Thesis defended  on Friday, October 16, 2020 at 2:00 pm.
By videoconference


Abstract : The thesis revisits the Xynthia storm disaster in 2010 and the public trial that followed in 2014 to explore i) the conditions of vulnerability to the risk of coastal flooding in the municipality of La Faute-sur-Mer (Atlantic coast of France) and ii) the process of attributing responsibility for the consequences of the disaster. A case study analysis identifies risk governance gaps that have shaped vulnerability conditions in the commune. It explores the relationships between dynamic components of vulnerability stemming from social and institutional arrangements within a decentralized risk governance structure in France.
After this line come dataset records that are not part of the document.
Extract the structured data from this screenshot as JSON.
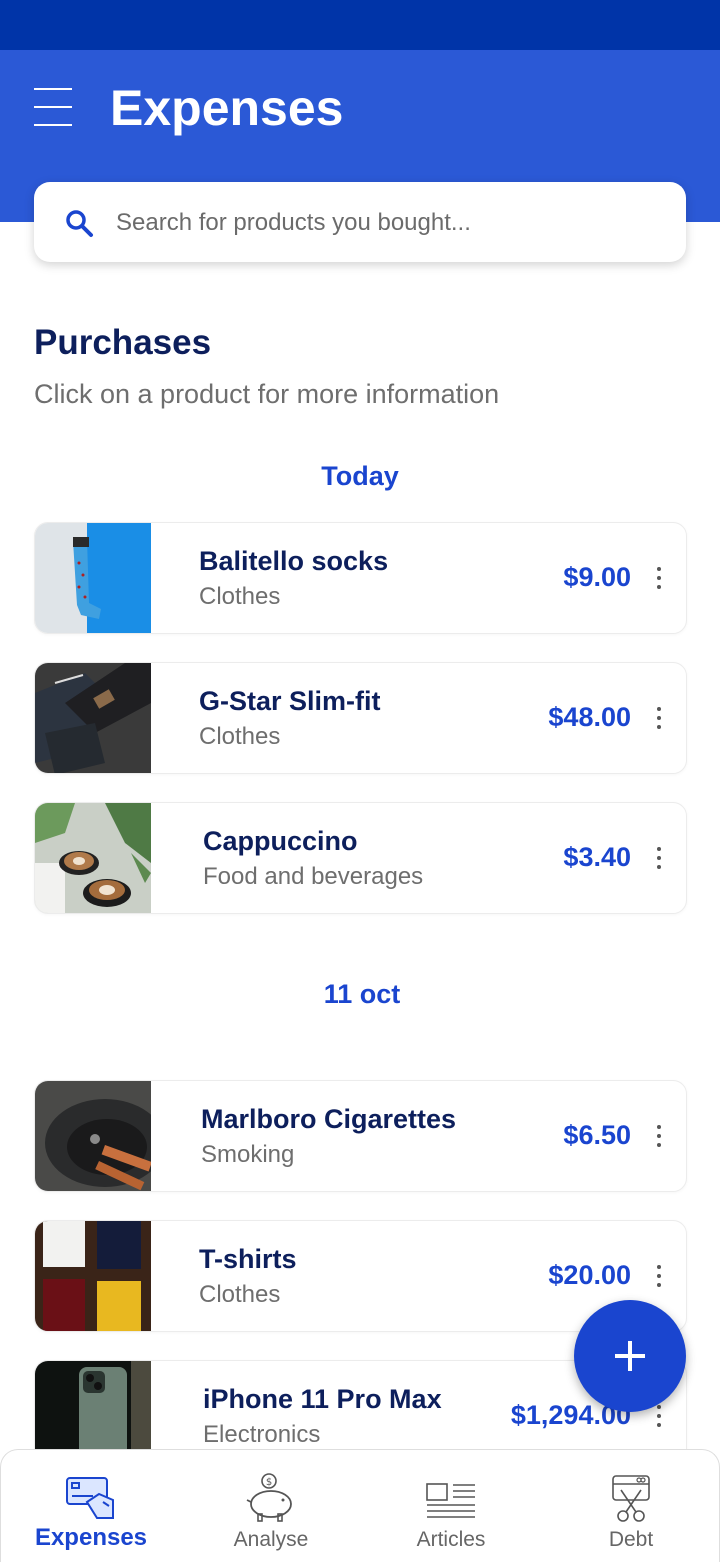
{
  "header": {
    "title": "Expenses"
  },
  "search": {
    "placeholder": "Search for products you bought..."
  },
  "purchases": {
    "title": "Purchases",
    "subtitle": "Click on a product for more information",
    "groups": [
      {
        "date": "Today",
        "items": [
          {
            "name": "Balitello socks",
            "category": "Clothes",
            "price": "$9.00"
          },
          {
            "name": "G-Star Slim-fit",
            "category": "Clothes",
            "price": "$48.00"
          },
          {
            "name": "Cappuccino",
            "category": "Food and beverages",
            "price": "$3.40"
          }
        ]
      },
      {
        "date": "11 oct",
        "items": [
          {
            "name": "Marlboro Cigarettes",
            "category": "Smoking",
            "price": "$6.50"
          },
          {
            "name": "T-shirts",
            "category": "Clothes",
            "price": "$20.00"
          },
          {
            "name": "iPhone 11 Pro Max",
            "category": "Electronics",
            "price": "$1,294.00"
          }
        ]
      }
    ]
  },
  "nav": {
    "items": [
      {
        "label": "Expenses",
        "icon": "credit-card-icon",
        "active": true
      },
      {
        "label": "Analyse",
        "icon": "piggy-bank-icon",
        "active": false
      },
      {
        "label": "Articles",
        "icon": "newspaper-icon",
        "active": false
      },
      {
        "label": "Debt",
        "icon": "cut-card-icon",
        "active": false
      }
    ]
  },
  "colors": {
    "status_bar": "#0034a8",
    "header": "#2b59d6",
    "accent": "#1a45cf",
    "heading": "#0d1f5c"
  }
}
This first analysis provides an important basis for examining the second research theme on the attribution of responsibility for the consequences of the disaster, in particular regarding the loss of life. This analysis focuses on the public trial that took place in 2014, where local authorities were charged with involuntary homicide for the deaths of 29 residents who drowned from coastal flooding in their homes in La Faute-sur-Mer. Based on the court proceedings and the evolution of the case study between 2014 and 2017, the analysis sheds light on issues confronted by the legal process to define and attribute responsibility to individuals for the consequences of disasters that involve a natural hazard. These two research themes on i) vulnerability associated with gaps in risk governance arrangements and (ii) attribution of responsibility for the consequences of disasters, are informed by an analytical framework on the social, institutional and organizational processes that shape vulnerability and risk-responsibility relationships presented in a literature review. Finally, the thesis discusses results from the case study analysis and proposes research opportunities on forward looking approaches to reduce disaster risk and implications on the allocation of responsibilities in participatory governance frameworks.

Keywords : disaster risk, governance, vulnerability, responsibility

Jury :

David ALEXANDER Professeur, University College London, IRDR Rapporteur
Bernard  BARRAQUÉ Directeur de Recherche, AgroParisTech, CIRED Examinateur
Alain JEUNEMAITRE Professeur, Ecole polytechnique, i3-CRG Directeur de thèse           
Freddy VINET Professeur, Université Paul Valéry, GRED Rapporteur